### EXERCISE DESCRIPTION
Would you return all of this data exactly, leaving nothing out?
# # #
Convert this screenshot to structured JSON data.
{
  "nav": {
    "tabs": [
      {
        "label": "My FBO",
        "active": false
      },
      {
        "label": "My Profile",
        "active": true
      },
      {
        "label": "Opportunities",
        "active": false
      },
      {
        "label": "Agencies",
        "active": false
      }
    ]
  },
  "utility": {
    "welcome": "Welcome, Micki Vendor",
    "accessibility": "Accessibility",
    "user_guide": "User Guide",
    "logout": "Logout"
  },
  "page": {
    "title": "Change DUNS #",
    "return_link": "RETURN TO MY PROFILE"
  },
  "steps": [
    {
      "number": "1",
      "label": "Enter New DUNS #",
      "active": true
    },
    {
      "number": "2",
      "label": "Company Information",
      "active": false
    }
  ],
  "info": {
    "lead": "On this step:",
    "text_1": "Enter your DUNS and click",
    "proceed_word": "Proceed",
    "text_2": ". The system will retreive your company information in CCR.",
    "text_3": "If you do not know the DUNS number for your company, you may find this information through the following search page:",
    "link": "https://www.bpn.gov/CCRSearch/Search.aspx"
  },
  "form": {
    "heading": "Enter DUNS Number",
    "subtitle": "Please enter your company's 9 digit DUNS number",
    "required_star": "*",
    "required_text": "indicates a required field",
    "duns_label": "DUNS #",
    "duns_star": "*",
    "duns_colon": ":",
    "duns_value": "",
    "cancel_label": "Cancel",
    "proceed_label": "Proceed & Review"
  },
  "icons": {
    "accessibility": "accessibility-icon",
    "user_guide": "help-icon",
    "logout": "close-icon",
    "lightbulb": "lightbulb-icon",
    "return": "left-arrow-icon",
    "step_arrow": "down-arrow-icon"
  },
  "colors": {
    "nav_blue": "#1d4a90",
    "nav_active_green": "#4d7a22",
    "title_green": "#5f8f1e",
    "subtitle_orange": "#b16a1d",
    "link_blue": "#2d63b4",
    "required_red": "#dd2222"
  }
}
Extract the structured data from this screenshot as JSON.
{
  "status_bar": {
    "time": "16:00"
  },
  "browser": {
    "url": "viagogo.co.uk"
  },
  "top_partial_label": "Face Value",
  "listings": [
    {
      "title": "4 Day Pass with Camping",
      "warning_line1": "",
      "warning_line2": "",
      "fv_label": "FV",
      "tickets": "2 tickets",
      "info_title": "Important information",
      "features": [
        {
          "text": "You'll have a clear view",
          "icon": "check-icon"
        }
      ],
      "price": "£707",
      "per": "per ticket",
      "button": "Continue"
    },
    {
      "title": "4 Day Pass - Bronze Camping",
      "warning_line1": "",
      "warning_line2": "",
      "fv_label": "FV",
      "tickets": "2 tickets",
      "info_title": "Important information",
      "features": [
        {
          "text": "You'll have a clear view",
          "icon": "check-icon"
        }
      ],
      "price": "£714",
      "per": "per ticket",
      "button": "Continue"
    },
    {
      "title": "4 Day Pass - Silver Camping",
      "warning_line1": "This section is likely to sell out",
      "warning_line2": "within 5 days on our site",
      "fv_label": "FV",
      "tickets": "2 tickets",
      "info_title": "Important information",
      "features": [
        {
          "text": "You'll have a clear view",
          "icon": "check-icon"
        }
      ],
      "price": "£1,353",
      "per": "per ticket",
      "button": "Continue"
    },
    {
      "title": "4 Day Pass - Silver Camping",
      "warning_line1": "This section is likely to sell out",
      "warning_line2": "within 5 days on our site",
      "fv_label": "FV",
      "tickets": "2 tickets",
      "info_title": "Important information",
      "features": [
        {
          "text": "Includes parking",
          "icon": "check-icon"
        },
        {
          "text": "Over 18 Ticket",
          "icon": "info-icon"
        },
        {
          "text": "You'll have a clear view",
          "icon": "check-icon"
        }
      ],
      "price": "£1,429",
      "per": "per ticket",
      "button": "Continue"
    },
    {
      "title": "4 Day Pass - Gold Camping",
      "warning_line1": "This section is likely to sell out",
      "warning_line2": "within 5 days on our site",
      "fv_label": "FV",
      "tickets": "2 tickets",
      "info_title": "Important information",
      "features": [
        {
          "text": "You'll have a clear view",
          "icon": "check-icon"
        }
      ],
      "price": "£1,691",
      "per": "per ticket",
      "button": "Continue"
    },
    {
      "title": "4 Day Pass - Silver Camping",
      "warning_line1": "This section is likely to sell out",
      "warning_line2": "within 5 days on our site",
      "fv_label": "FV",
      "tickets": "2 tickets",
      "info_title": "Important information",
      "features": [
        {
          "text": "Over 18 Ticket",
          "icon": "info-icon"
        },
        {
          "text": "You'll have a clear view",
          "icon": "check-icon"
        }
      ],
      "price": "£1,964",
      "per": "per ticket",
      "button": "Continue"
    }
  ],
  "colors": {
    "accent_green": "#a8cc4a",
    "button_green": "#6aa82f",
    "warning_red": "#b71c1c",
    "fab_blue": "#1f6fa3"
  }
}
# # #
### YOUR RESPONSE
Convert this screenshot to structured JSON data.
{
  "nav": {
    "tabs": [
      {
        "label": "My FBO",
        "active": false
      },
      {
        "label": "My Profile",
        "active": true
      },
      {
        "label": "Opportunities",
        "active": false
      },
      {
        "label": "Agencies",
        "active": false
      }
    ]
  },
  "utility": {
    "welcome": "Welcome, Micki Vendor",
    "accessibility": "Accessibility",
    "user_guide": "User Guide",
    "logout": "Logout"
  },
  "page": {
    "title": "Change DUNS #",
    "return_link": "RETURN TO MY PROFILE"
  },
  "steps": [
    {
      "number": "1",
      "label": "Enter New DUNS #",
      "active": true
    },
    {
      "number": "2",
      "label": "Company Information",
      "active": false
    }
  ],
  "info": {
    "lead": "On this step:",
    "text_1": "Enter your DUNS and click",
    "proceed_word": "Proceed",
    "text_2": ". The system will retreive your company information in CCR.",
    "text_3": "If you do not know the DUNS number for your company, you may find this information through the following search page:",
    "link": "https://www.bpn.gov/CCRSearch/Search.aspx"
  },
  "form": {
    "heading": "Enter DUNS Number",
    "subtitle": "Please enter your company's 9 digit DUNS number",
    "required_star": "*",
    "required_text": "indicates a required field",
    "duns_label": "DUNS #",
    "duns_star": "*",
    "duns_colon": ":",
    "duns_value": "",
    "cancel_label": "Cancel",
    "proceed_label": "Proceed & Review"
  },
  "icons": {
    "accessibility": "accessibility-icon",
    "user_guide": "help-icon",
    "logout": "close-icon",
    "lightbulb": "lightbulb-icon",
    "return": "left-arrow-icon",
    "step_arrow": "down-arrow-icon"
  },
  "colors": {
    "nav_blue": "#1d4a90",
    "nav_active_green": "#4d7a22",
    "title_green": "#5f8f1e",
    "subtitle_orange": "#b16a1d",
    "link_blue": "#2d63b4",
    "required_red": "#dd2222"
  }
}
Extract the structured data from this screenshot as JSON.
{
  "status_bar": {
    "time": "16:00"
  },
  "browser": {
    "url": "viagogo.co.uk"
  },
  "top_partial_label": "Face Value",
  "listings": [
    {
      "title": "4 Day Pass with Camping",
      "warning_line1": "",
      "warning_line2": "",
      "fv_label": "FV",
      "tickets": "2 tickets",
      "info_title": "Important information",
      "features": [
        {
          "text": "You'll have a clear view",
          "icon": "check-icon"
        }
      ],
      "price": "£707",
      "per": "per ticket",
      "button": "Continue"
    },
    {
      "title": "4 Day Pass - Bronze Camping",
      "warning_line1": "",
      "warning_line2": "",
      "fv_label": "FV",
      "tickets": "2 tickets",
      "info_title": "Important information",
      "features": [
        {
          "text": "You'll have a clear view",
          "icon": "check-icon"
        }
      ],
      "price": "£714",
      "per": "per ticket",
      "button": "Continue"
    },
    {
      "title": "4 Day Pass - Silver Camping",
      "warning_line1": "This section is likely to sell out",
      "warning_line2": "within 5 days on our site",
      "fv_label": "FV",
      "tickets": "2 tickets",
      "info_title": "Important information",
      "features": [
        {
          "text": "You'll have a clear view",
          "icon": "check-icon"
        }
      ],
      "price": "£1,353",
      "per": "per ticket",
      "button": "Continue"
    },
    {
      "title": "4 Day Pass - Silver Camping",
      "warning_line1": "This section is likely to sell out",
      "warning_line2": "within 5 days on our site",
      "fv_label": "FV",
      "tickets": "2 tickets",
      "info_title": "Important information",
      "features": [
        {
          "text": "Includes parking",
          "icon": "check-icon"
        },
        {
          "text": "Over 18 Ticket",
          "icon": "info-icon"
        },
        {
          "text": "You'll have a clear view",
          "icon": "check-icon"
        }
      ],
      "price": "£1,429",
      "per": "per ticket",
      "button": "Continue"
    },
    {
      "title": "4 Day Pass - Gold Camping",
      "warning_line1": "This section is likely to sell out",
      "warning_line2": "within 5 days on our site",
      "fv_label": "FV",
      "tickets": "2 tickets",
      "info_title": "Important information",
      "features": [
        {
          "text": "You'll have a clear view",
          "icon": "check-icon"
        }
      ],
      "price": "£1,691",
      "per": "per ticket",
      "button": "Continue"
    },
    {
      "title": "4 Day Pass - Silver Camping",
      "warning_line1": "This section is likely to sell out",
      "warning_line2": "within 5 days on our site",
      "fv_label": "FV",
      "tickets": "2 tickets",
      "info_title": "Important information",
      "features": [
        {
          "text": "Over 18 Ticket",
          "icon": "info-icon"
        },
        {
          "text": "You'll have a clear view",
          "icon": "check-icon"
        }
      ],
      "price": "£1,964",
      "per": "per ticket",
      "button": "Continue"
    }
  ],
  "colors": {
    "accent_green": "#a8cc4a",
    "button_green": "#6aa82f",
    "warning_red": "#b71c1c",
    "fab_blue": "#1f6fa3"
  }
}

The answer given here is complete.